[Items from an interface collection]

^^^^^^^^

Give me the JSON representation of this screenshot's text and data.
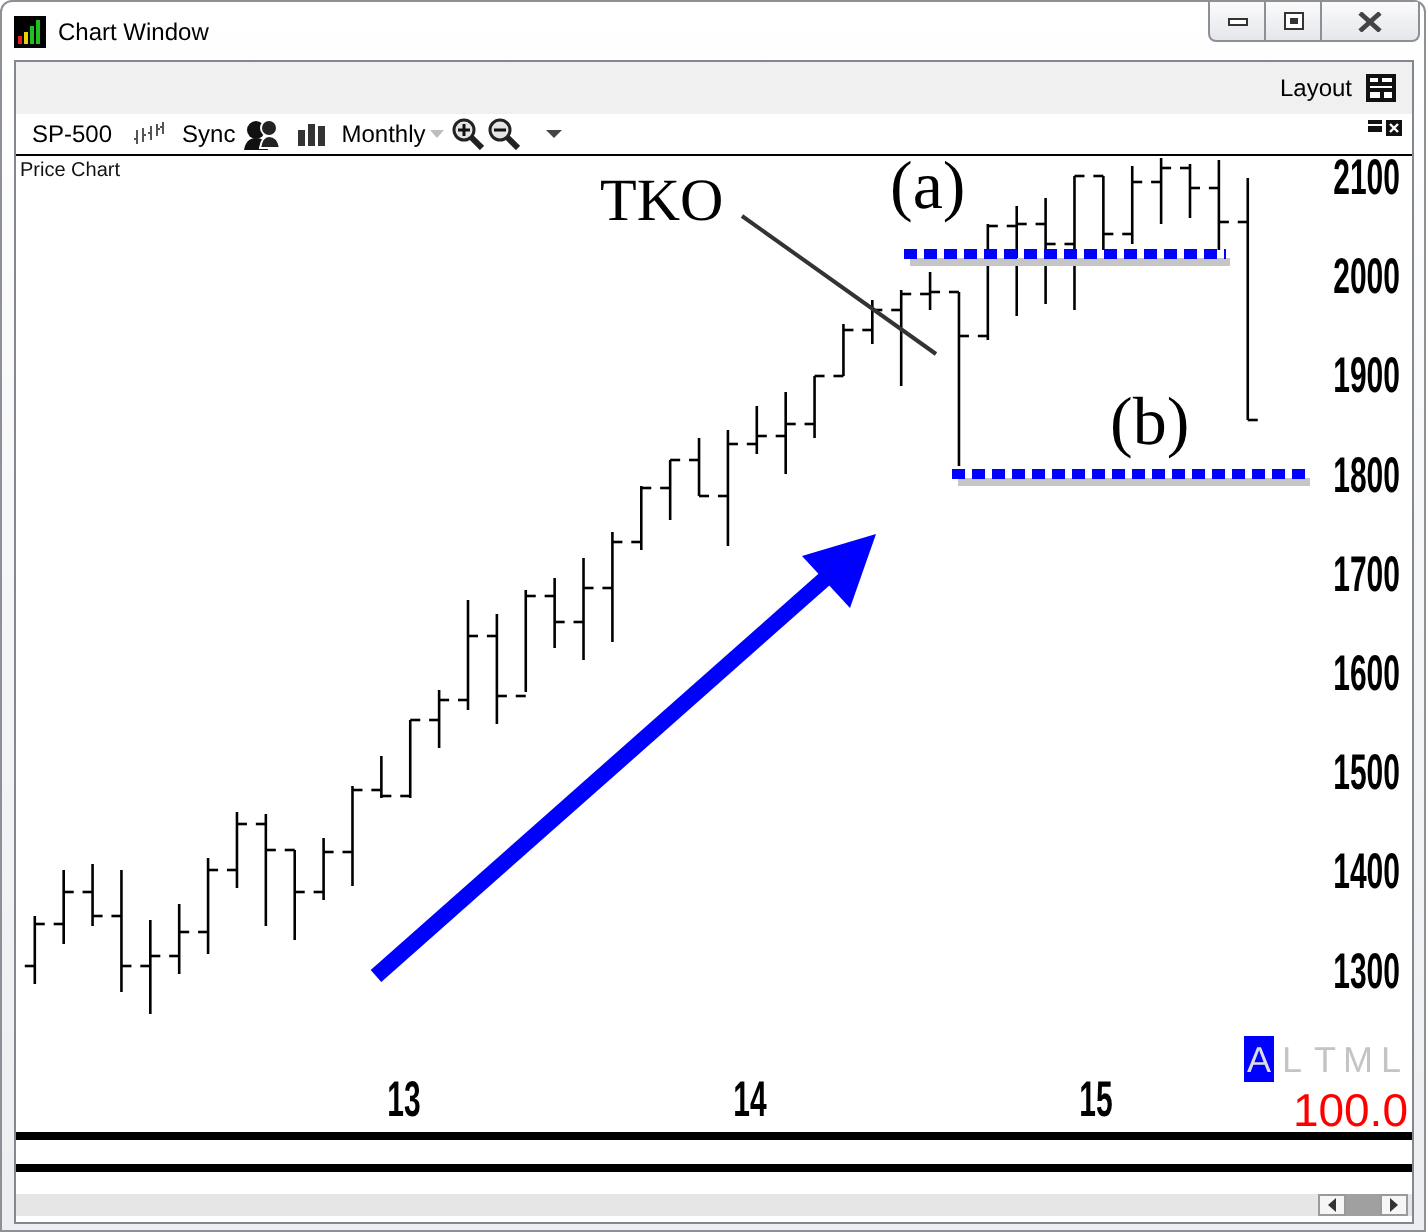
{
  "window": {
    "title": "Chart Window"
  },
  "header": {
    "layout_label": "Layout"
  },
  "toolbar": {
    "symbol": "SP-500",
    "sync_label": "Sync",
    "period": "Monthly"
  },
  "chart": {
    "title": "Price Chart",
    "y_axis_labels": [
      "2100",
      "2000",
      "1900",
      "1800",
      "1700",
      "1600",
      "1500",
      "1400",
      "1300"
    ],
    "x_axis_labels": [
      "13",
      "14",
      "15"
    ],
    "annotations": [
      {
        "kind": "callout",
        "text": "TKO"
      },
      {
        "kind": "upper_level",
        "text": "(a)"
      },
      {
        "kind": "lower_level",
        "text": "(b)"
      }
    ],
    "scale_modes": [
      {
        "label": "A",
        "selected": true
      },
      {
        "label": "L",
        "selected": false
      },
      {
        "label": "T",
        "selected": false
      },
      {
        "label": "M",
        "selected": false
      },
      {
        "label": "L",
        "selected": false
      }
    ],
    "reading": "100.0"
  }
}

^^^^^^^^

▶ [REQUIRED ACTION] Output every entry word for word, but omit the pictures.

▶ [YOUR RESPONSE]
Give me the JSON representation of this screenshot's text and data.
{
  "window": {
    "title": "Chart Window"
  },
  "header": {
    "layout_label": "Layout"
  },
  "toolbar": {
    "symbol": "SP-500",
    "sync_label": "Sync",
    "period": "Monthly"
  },
  "chart": {
    "title": "Price Chart",
    "y_axis_labels": [
      "2100",
      "2000",
      "1900",
      "1800",
      "1700",
      "1600",
      "1500",
      "1400",
      "1300"
    ],
    "x_axis_labels": [
      "13",
      "14",
      "15"
    ],
    "annotations": [
      {
        "kind": "callout",
        "text": "TKO"
      },
      {
        "kind": "upper_level",
        "text": "(a)"
      },
      {
        "kind": "lower_level",
        "text": "(b)"
      }
    ],
    "scale_modes": [
      {
        "label": "A",
        "selected": true
      },
      {
        "label": "L",
        "selected": false
      },
      {
        "label": "T",
        "selected": false
      },
      {
        "label": "M",
        "selected": false
      },
      {
        "label": "L",
        "selected": false
      }
    ],
    "reading": "100.0"
  }
}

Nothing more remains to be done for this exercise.